It has become a late-winter ritual. The United States releases its annual report card on human rights around the world every year at this time and then sends a delegation to Geneva to battle in the UN Human Rights Commission, where states it has severely criticized are in abundance. But this year the dynamic has changed. While the U.S. report drew familiar complaints from China and Cuba, it was also criticized by the prominent rights watchdog Amnesty International for hypocrisy. Coverage of the rights survey had to compete with reports on U.S. force-feeding of prisoners held in Guantanamo Bay, Cuba, which UN officials are calling on Washington to close (CNN).
The United States has found itself alone in pushing for a more robust reform of the UN rights commission. On March 15, it cast one of the few dissenting votes (Reuters) in a 170-4 UN General Assembly vote creating a new Human Rights Council. The new council will have a higher status than the commission it will replace, and is to be a subsidiary body of the General Assembly. Meeting year-round as opposed to the six-week annual session of the commission, its members are to be elected by a majority of all 191 UN Members. Barry Lowenkron, the U.S. assistant secretary for democracy, human rights, and labor, told cfr.org, Washington was worried that it is still possible for the most egregious violators of human rights to gain membership in the council.
Although it voted against the proposal, Ambassador John Bolton said the United States would still cooperate with the council to make it as effective as possible. This might not be enough to satisfy the U.S. Congress, which has threatened to withhold UN funding if rights reforms did not go far enough (WashPost). A congressional subcommittee responsible for human rights issues is expected to discuss the matter March 16. Despite U.S. objections, top UN officials, Nobel peace laureates, and a number of democratic states have come out in favor of the new council as an improvement on the discredited commission, which is described in this CFR Background Q&A. Former President Jimmy Carter, speaking recently at CFR in New York, conceded the shortfalls of the reforms but blasted the Bush administration for subverting the process.

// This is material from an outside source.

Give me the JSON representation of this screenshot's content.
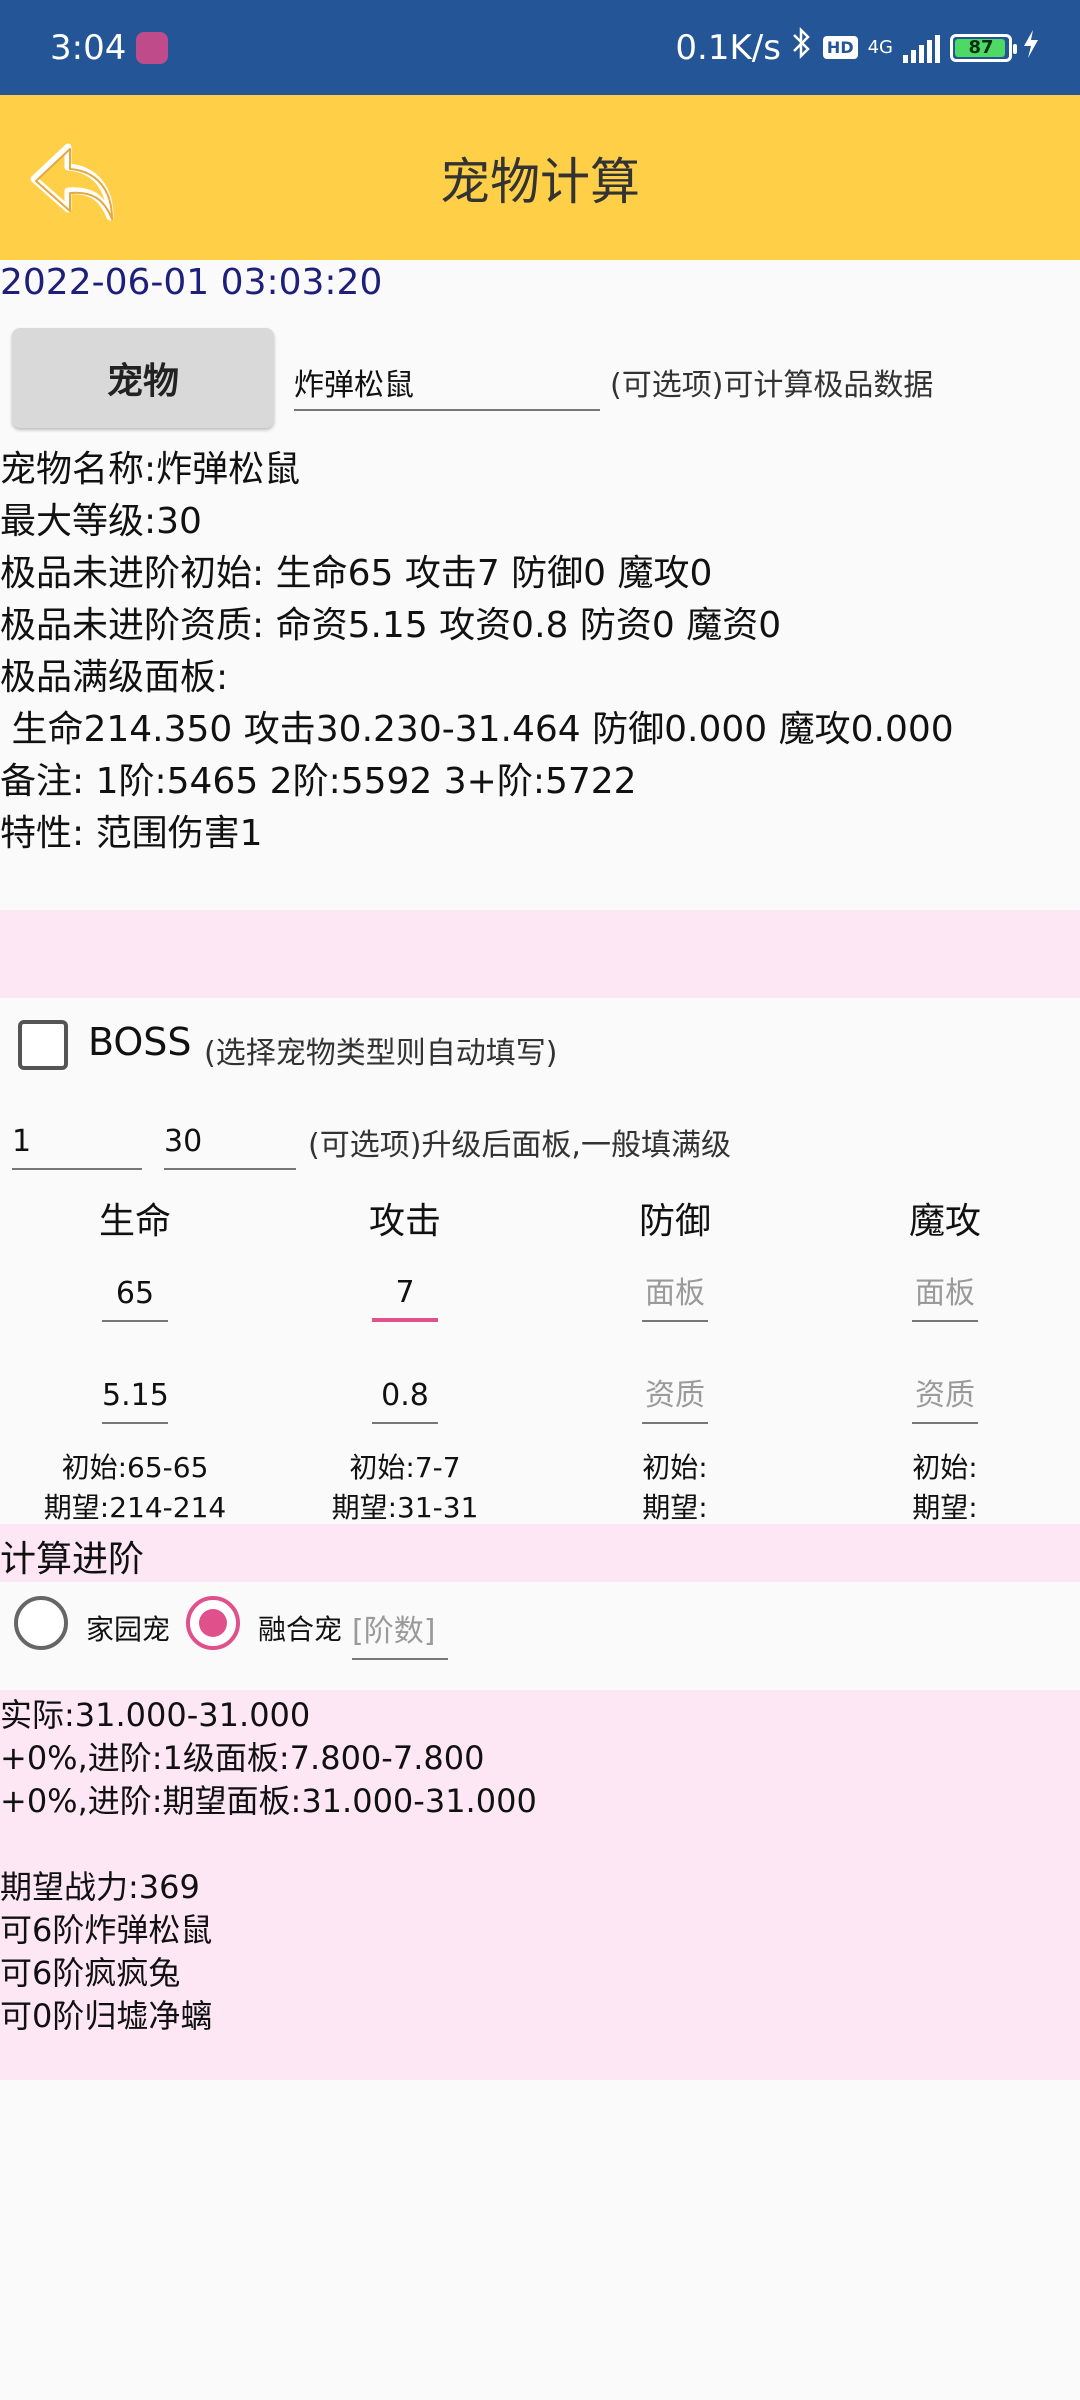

But Washington also has its supporters for pressing human rights issues. They include civil society activists in countries like China and Egypt as well as some highly regarded rights watchdog organizations. The group Freedom House, for example, has backed the U.S. push for a stronger UN rights council. The co-chairs of the U.S. Congressional Task Force on UN Reform, Newt Gingrich and George Mitchell, also found the proposed rights council inadequate. Among their concerns: that it would be tougher to remove human rights violators from the council (IHT) than to vote them on.